To move from the building blocks (imizi) to the larger political community, again, the power, the wealth and the extent of the chiefdom (isizwe) was measured by the number of cattle and the people the inkosi had under his control.
Land was held not as an individual possession but by the people who used it and who gave allegiance to the chief who granted it to them and protected them on it. The relationship was summed up in the saying common to all South African preconquest farming societies and is the key to their politics, that power was reciprocal: inkosi yinkosi ngabantu or morena wamorena kabatho – a chief is a chief by the people.
These independent African societies were invaded by very different ones and in the process were changed. Independence was lost during a century of prolonged aggression. African borders retreated, land and cattle were lost, the homestead was undermined by taxation, its self-sufficiency weakened by the need to work in a money economy in a society based on labour migrancy and by the accumulation of things, not people.
But this was conquest with an all-important twist. The sheer strength of African society, and the need for African labour, forced the colonists to retain certain features of the societies they had defeated.
Limited amounts of land were left in African control. Compliant traditional leaders, now called chiefs, were given some local authority and a degree of legal autonomy, now called customary law.
The homesteads remained, valued socially as a memory of what had been home, but economically they were shells. Their dynamic essence, created by productive, independent, self-supporting people, had been forcibly replaced by the demand that wealth be created by the production of things, mined and manufactured away from home, to be accumulated by outside forces, beyond their control.
It took the people of South Africa another century of struggle to regain political control.
Negotiators hammered out a Constitution that opened the way for further legislation representing different views, among them the recognition of traditional authority and customary law.
But what could not be ignored were the effects of 350 years of contact with the world, and the different ideas, new religions and local and global economic strategies that had transformed South Africa and her peoples.
We might long for a glorious past but there is no return to it. The Traditional Courts Bill attempts to give this romantic yearning for a lost African past very sharp political teeth, yet in doing so it threatens South Africa’s democratic achievements.
This is not to suggest that the African past can be ignored, only that it has to be recognised for what it was. It must be reconciled with the present, then promoted in the future. This might be difficult but it is not a fantasy; the evidence is there in South Africa’s past and present.
There are historical precedents for vital contemporary questions, such as whether traditional leadership should be decided by descent or by popular support; whether it is loyalty or location that defines a traditional leader’s people; how to deal with patriarchy; and how to regain the economic independence colonial capitalism stripped away.
In the Constitution, power is not imposed from above but flows up from the people to those who hold office – or, to put it another way from another time, a chief is a chief by the people.

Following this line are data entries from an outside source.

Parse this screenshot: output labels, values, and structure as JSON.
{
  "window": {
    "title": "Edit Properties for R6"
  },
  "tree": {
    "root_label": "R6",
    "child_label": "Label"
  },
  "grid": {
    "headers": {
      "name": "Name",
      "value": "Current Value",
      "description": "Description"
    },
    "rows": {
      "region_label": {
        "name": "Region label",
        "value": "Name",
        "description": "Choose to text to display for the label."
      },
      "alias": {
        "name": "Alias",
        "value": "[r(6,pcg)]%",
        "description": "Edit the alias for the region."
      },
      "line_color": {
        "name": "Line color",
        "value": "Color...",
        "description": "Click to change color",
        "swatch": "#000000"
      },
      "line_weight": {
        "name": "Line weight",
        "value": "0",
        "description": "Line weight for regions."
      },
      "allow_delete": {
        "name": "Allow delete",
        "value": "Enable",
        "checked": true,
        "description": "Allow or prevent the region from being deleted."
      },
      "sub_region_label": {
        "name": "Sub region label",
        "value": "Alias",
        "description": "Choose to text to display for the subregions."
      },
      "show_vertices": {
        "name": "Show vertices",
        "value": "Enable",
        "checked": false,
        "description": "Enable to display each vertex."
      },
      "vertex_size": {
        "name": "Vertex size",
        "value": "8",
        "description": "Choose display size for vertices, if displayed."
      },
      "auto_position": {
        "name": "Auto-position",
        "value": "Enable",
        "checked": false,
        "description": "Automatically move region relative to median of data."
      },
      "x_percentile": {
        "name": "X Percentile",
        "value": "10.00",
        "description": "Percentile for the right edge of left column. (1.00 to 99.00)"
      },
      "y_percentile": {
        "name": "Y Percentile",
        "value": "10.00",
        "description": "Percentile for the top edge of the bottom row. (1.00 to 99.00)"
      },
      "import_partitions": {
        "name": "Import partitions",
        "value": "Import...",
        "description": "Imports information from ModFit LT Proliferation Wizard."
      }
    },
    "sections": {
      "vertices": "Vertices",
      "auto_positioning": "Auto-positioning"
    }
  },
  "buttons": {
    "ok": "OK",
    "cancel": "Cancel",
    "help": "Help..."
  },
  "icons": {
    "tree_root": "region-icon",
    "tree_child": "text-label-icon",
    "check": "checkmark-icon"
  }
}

Such ideas from history, understood in their context and applied in today’s, can be used to jettison the remnants of colonial and apartheid legislation. From here, we can scrap the Bill, which threatens the rights of South Africans in general and those of women in particular, and start afresh.
Professor Jeff Guy is a research fellow at the Campbell Collections of the University of KwaZulu-Natal and the author of several books, including Remembering the Rebellion: The Zulu Uprising of 1906 and The View across the River: Harriette Colenso and the Zulu Struggle against Imperialism